> **PROBLEM TO SOLVE**: A complete, exact retyping of the data below is required.

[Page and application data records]
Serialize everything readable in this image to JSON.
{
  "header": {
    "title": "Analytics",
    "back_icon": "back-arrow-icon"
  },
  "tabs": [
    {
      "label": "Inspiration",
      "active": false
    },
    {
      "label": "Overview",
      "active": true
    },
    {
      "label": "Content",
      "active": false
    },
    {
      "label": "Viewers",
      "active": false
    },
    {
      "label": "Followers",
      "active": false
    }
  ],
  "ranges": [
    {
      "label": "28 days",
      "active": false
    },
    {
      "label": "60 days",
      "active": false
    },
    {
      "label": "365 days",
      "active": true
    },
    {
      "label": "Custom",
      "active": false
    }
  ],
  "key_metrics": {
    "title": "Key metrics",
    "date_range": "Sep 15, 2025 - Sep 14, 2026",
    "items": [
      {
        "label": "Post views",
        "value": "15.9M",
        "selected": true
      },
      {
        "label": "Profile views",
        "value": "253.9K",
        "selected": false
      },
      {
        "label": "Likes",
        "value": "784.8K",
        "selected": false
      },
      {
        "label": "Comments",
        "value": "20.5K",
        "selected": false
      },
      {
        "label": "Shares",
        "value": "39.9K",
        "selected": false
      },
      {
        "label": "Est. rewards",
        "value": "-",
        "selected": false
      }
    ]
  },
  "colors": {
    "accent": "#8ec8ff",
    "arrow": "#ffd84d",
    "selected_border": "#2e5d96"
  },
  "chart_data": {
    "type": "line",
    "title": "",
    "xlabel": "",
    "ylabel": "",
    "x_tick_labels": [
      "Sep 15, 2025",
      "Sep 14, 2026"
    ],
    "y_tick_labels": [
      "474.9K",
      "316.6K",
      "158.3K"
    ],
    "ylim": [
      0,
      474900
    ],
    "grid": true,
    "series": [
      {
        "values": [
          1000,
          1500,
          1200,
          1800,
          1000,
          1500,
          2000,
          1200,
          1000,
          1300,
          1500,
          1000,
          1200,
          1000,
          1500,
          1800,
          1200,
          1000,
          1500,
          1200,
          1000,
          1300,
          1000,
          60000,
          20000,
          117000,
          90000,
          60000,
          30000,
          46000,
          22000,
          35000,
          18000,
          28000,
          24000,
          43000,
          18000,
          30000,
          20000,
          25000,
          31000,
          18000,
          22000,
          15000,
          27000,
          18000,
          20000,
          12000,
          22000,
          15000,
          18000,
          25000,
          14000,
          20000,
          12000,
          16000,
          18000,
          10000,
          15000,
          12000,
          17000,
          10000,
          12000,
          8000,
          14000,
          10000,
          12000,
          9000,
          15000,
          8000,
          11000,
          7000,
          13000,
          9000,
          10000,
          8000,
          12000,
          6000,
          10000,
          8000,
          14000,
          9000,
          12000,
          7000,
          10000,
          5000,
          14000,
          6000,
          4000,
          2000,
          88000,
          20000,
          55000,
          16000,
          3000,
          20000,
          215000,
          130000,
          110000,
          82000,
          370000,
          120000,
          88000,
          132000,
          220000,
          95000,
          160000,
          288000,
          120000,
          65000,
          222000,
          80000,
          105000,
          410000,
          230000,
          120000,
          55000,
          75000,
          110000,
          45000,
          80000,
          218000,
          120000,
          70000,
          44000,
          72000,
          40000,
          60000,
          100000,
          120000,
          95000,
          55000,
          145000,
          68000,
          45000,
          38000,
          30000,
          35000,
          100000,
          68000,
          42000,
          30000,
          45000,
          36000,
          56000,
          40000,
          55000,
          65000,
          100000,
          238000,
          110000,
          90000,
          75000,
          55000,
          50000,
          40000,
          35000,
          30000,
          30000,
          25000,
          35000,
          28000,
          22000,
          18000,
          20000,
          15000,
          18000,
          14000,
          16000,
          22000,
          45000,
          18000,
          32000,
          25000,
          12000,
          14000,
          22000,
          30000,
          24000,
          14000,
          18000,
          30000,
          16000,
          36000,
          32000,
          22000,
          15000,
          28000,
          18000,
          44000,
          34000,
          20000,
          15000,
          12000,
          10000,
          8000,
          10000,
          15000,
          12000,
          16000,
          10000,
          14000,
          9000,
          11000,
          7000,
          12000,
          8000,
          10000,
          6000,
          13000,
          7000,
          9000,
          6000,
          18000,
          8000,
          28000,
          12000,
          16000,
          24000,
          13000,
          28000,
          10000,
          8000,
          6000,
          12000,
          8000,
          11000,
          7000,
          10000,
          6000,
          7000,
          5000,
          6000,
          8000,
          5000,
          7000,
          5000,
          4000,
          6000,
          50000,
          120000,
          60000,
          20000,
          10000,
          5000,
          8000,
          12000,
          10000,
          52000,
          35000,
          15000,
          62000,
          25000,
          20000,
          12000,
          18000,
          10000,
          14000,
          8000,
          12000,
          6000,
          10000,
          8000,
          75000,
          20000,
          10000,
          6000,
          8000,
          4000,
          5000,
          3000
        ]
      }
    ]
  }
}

> **RESPONSE TO THIS EXERCISE**:
Serialize everything readable in this image to JSON.
{
  "header": {
    "title": "Analytics",
    "back_icon": "back-arrow-icon"
  },
  "tabs": [
    {
      "label": "Inspiration",
      "active": false
    },
    {
      "label": "Overview",
      "active": true
    },
    {
      "label": "Content",
      "active": false
    },
    {
      "label": "Viewers",
      "active": false
    },
    {
      "label": "Followers",
      "active": false
    }
  ],
  "ranges": [
    {
      "label": "28 days",
      "active": false
    },
    {
      "label": "60 days",
      "active": false
    },
    {
      "label": "365 days",
      "active": true
    },
    {
      "label": "Custom",
      "active": false
    }
  ],
  "key_metrics": {
    "title": "Key metrics",
    "date_range": "Sep 15, 2025 - Sep 14, 2026",
    "items": [
      {
        "label": "Post views",
        "value": "15.9M",
        "selected": true
      },
      {
        "label": "Profile views",
        "value": "253.9K",
        "selected": false
      },
      {
        "label": "Likes",
        "value": "784.8K",
        "selected": false
      },
      {
        "label": "Comments",
        "value": "20.5K",
        "selected": false
      },
      {
        "label": "Shares",
        "value": "39.9K",
        "selected": false
      },
      {
        "label": "Est. rewards",
        "value": "-",
        "selected": false
      }
    ]
  },
  "colors": {
    "accent": "#8ec8ff",
    "arrow": "#ffd84d",
    "selected_border": "#2e5d96"
  },
  "chart_data": {
    "type": "line",
    "title": "",
    "xlabel": "",
    "ylabel": "",
    "x_tick_labels": [
      "Sep 15, 2025",
      "Sep 14, 2026"
    ],
    "y_tick_labels": [
      "474.9K",
      "316.6K",
      "158.3K"
    ],
    "ylim": [
      0,
      474900
    ],
    "grid": true,
    "series": [
      {
        "values": [
          1000,
          1500,
          1200,
          1800,
          1000,
          1500,
          2000,
          1200,
          1000,
          1300,
          1500,
          1000,
          1200,
          1000,
          1500,
          1800,
          1200,
          1000,
          1500,
          1200,
          1000,
          1300,
          1000,
          60000,
          20000,
          117000,
          90000,
          60000,
          30000,
          46000,
          22000,
          35000,
          18000,
          28000,
          24000,
          43000,
          18000,
          30000,
          20000,
          25000,
          31000,
          18000,
          22000,
          15000,
          27000,
          18000,
          20000,
          12000,
          22000,
          15000,
          18000,
          25000,
          14000,
          20000,
          12000,
          16000,
          18000,
          10000,
          15000,
          12000,
          17000,
          10000,
          12000,
          8000,
          14000,
          10000,
          12000,
          9000,
          15000,
          8000,
          11000,
          7000,
          13000,
          9000,
          10000,
          8000,
          12000,
          6000,
          10000,
          8000,
          14000,
          9000,
          12000,
          7000,
          10000,
          5000,
          14000,
          6000,
          4000,
          2000,
          88000,
          20000,
          55000,
          16000,
          3000,
          20000,
          215000,
          130000,
          110000,
          82000,
          370000,
          120000,
          88000,
          132000,
          220000,
          95000,
          160000,
          288000,
          120000,
          65000,
          222000,
          80000,
          105000,
          410000,
          230000,
          120000,
          55000,
          75000,
          110000,
          45000,
          80000,
          218000,
          120000,
          70000,
          44000,
          72000,
          40000,
          60000,
          100000,
          120000,
          95000,
          55000,
          145000,
          68000,
          45000,
          38000,
          30000,
          35000,
          100000,
          68000,
          42000,
          30000,
          45000,
          36000,
          56000,
          40000,
          55000,
          65000,
          100000,
          238000,
          110000,
          90000,
          75000,
          55000,
          50000,
          40000,
          35000,
          30000,
          30000,
          25000,
          35000,
          28000,
          22000,
          18000,
          20000,
          15000,
          18000,
          14000,
          16000,
          22000,
          45000,
          18000,
          32000,
          25000,
          12000,
          14000,
          22000,
          30000,
          24000,
          14000,
          18000,
          30000,
          16000,
          36000,
          32000,
          22000,
          15000,
          28000,
          18000,
          44000,
          34000,
          20000,
          15000,
          12000,
          10000,
          8000,
          10000,
          15000,
          12000,
          16000,
          10000,
          14000,
          9000,
          11000,
          7000,
          12000,
          8000,
          10000,
          6000,
          13000,
          7000,
          9000,
          6000,
          18000,
          8000,
          28000,
          12000,
          16000,
          24000,
          13000,
          28000,
          10000,
          8000,
          6000,
          12000,
          8000,
          11000,
          7000,
          10000,
          6000,
          7000,
          5000,
          6000,
          8000,
          5000,
          7000,
          5000,
          4000,
          6000,
          50000,
          120000,
          60000,
          20000,
          10000,
          5000,
          8000,
          12000,
          10000,
          52000,
          35000,
          15000,
          62000,
          25000,
          20000,
          12000,
          18000,
          10000,
          14000,
          8000,
          12000,
          6000,
          10000,
          8000,
          75000,
          20000,
          10000,
          6000,
          8000,
          4000,
          5000,
          3000
        ]
      }
    ]
  }
}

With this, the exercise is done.